**TRY IT:** Could you output each line below exactly as it appears, excluding any pictures?

━━━ DATASET ENTRIES

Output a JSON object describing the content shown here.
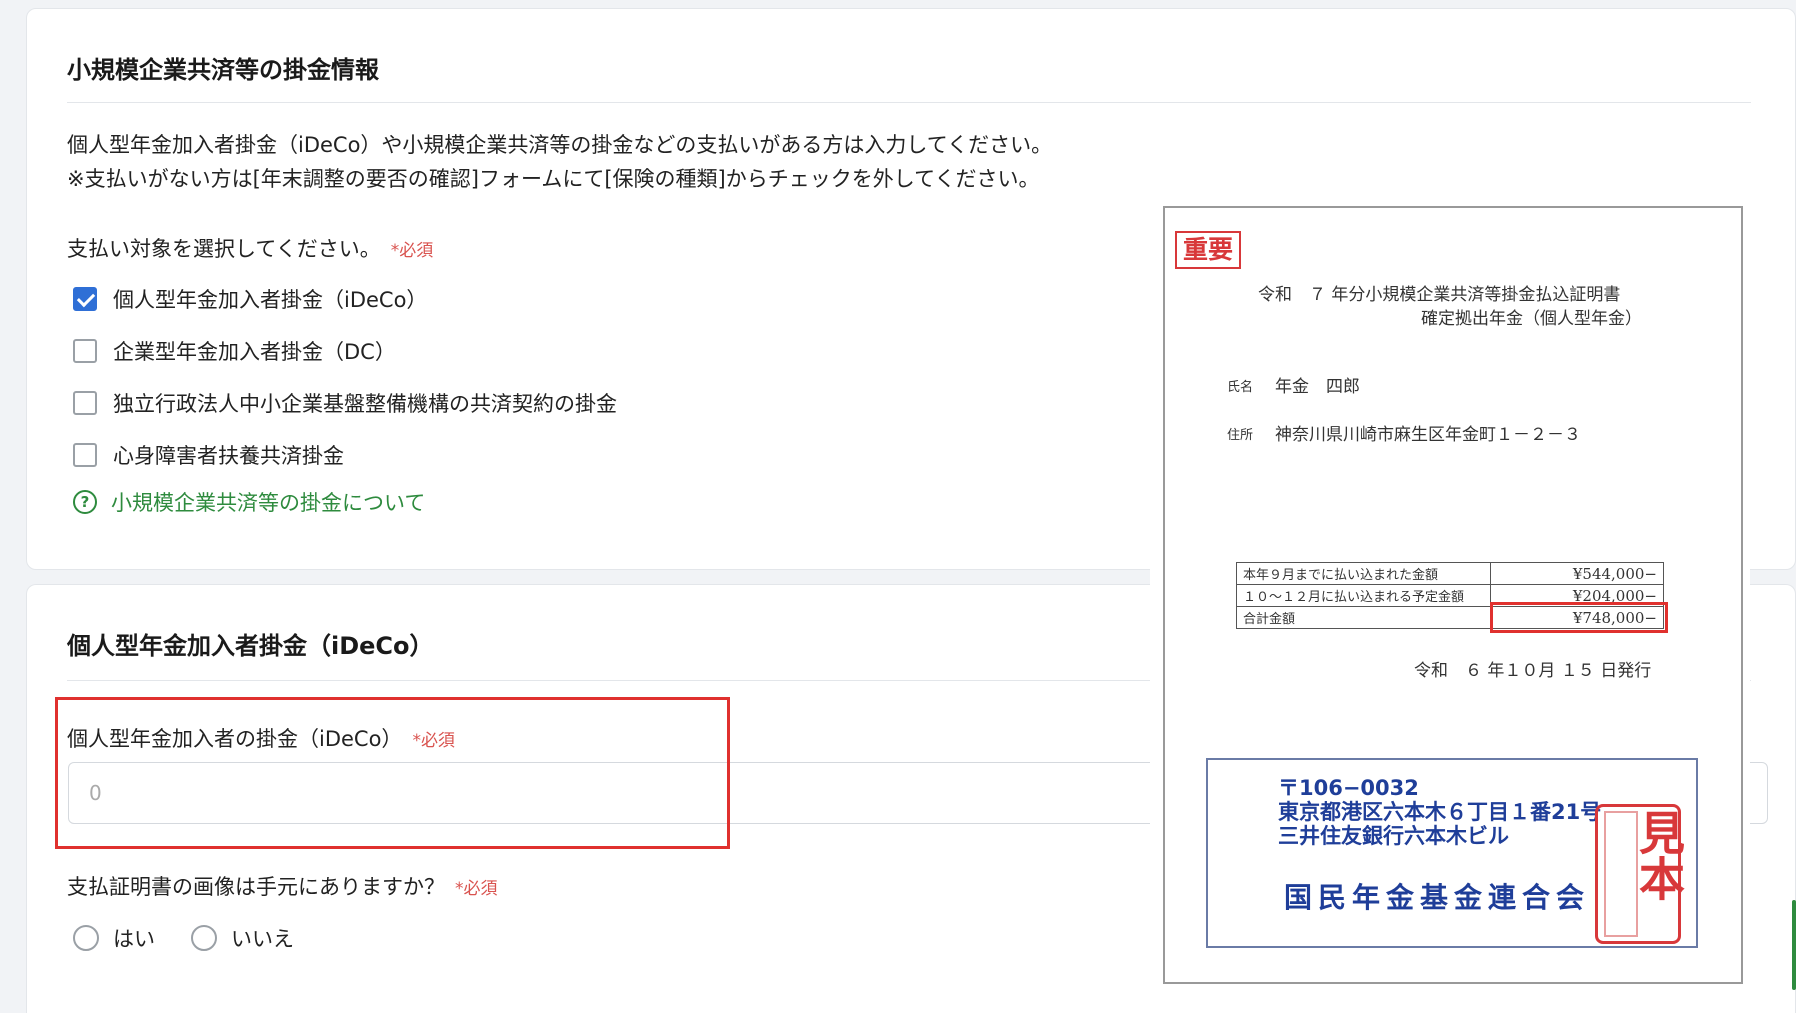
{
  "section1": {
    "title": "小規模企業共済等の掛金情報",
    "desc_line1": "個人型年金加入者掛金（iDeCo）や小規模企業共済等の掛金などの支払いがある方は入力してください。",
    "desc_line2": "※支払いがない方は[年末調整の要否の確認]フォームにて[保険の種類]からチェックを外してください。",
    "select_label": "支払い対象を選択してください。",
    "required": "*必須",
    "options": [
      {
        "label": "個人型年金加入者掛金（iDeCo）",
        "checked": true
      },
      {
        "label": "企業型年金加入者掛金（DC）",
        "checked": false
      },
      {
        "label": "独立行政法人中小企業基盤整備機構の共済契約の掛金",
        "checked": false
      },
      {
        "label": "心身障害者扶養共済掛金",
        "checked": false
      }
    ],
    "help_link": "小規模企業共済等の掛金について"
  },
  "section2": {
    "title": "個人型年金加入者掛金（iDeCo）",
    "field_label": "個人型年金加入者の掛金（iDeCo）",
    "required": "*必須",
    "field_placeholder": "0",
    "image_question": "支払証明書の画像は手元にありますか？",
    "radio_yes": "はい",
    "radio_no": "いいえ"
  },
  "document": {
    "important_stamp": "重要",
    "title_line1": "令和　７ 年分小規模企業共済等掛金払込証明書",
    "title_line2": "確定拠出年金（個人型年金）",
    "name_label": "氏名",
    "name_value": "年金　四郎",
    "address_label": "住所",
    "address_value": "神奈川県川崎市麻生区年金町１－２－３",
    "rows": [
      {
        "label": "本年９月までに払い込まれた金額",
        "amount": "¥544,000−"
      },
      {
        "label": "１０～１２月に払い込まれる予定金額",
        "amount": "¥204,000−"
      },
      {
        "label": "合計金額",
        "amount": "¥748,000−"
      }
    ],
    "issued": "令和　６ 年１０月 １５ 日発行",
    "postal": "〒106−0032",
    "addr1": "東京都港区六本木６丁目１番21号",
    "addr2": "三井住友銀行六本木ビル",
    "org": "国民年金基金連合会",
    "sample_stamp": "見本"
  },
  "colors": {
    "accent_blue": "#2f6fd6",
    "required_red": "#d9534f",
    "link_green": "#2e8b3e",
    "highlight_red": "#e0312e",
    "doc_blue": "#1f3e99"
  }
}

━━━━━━

**EXPECTED OUTPUT:**
Output a JSON object describing the content shown here.
{
  "section1": {
    "title": "小規模企業共済等の掛金情報",
    "desc_line1": "個人型年金加入者掛金（iDeCo）や小規模企業共済等の掛金などの支払いがある方は入力してください。",
    "desc_line2": "※支払いがない方は[年末調整の要否の確認]フォームにて[保険の種類]からチェックを外してください。",
    "select_label": "支払い対象を選択してください。",
    "required": "*必須",
    "options": [
      {
        "label": "個人型年金加入者掛金（iDeCo）",
        "checked": true
      },
      {
        "label": "企業型年金加入者掛金（DC）",
        "checked": false
      },
      {
        "label": "独立行政法人中小企業基盤整備機構の共済契約の掛金",
        "checked": false
      },
      {
        "label": "心身障害者扶養共済掛金",
        "checked": false
      }
    ],
    "help_link": "小規模企業共済等の掛金について"
  },
  "section2": {
    "title": "個人型年金加入者掛金（iDeCo）",
    "field_label": "個人型年金加入者の掛金（iDeCo）",
    "required": "*必須",
    "field_placeholder": "0",
    "image_question": "支払証明書の画像は手元にありますか？",
    "radio_yes": "はい",
    "radio_no": "いいえ"
  },
  "document": {
    "important_stamp": "重要",
    "title_line1": "令和　７ 年分小規模企業共済等掛金払込証明書",
    "title_line2": "確定拠出年金（個人型年金）",
    "name_label": "氏名",
    "name_value": "年金　四郎",
    "address_label": "住所",
    "address_value": "神奈川県川崎市麻生区年金町１－２－３",
    "rows": [
      {
        "label": "本年９月までに払い込まれた金額",
        "amount": "¥544,000−"
      },
      {
        "label": "１０～１２月に払い込まれる予定金額",
        "amount": "¥204,000−"
      },
      {
        "label": "合計金額",
        "amount": "¥748,000−"
      }
    ],
    "issued": "令和　６ 年１０月 １５ 日発行",
    "postal": "〒106−0032",
    "addr1": "東京都港区六本木６丁目１番21号",
    "addr2": "三井住友銀行六本木ビル",
    "org": "国民年金基金連合会",
    "sample_stamp": "見本"
  },
  "colors": {
    "accent_blue": "#2f6fd6",
    "required_red": "#d9534f",
    "link_green": "#2e8b3e",
    "highlight_red": "#e0312e",
    "doc_blue": "#1f3e99"
  }
}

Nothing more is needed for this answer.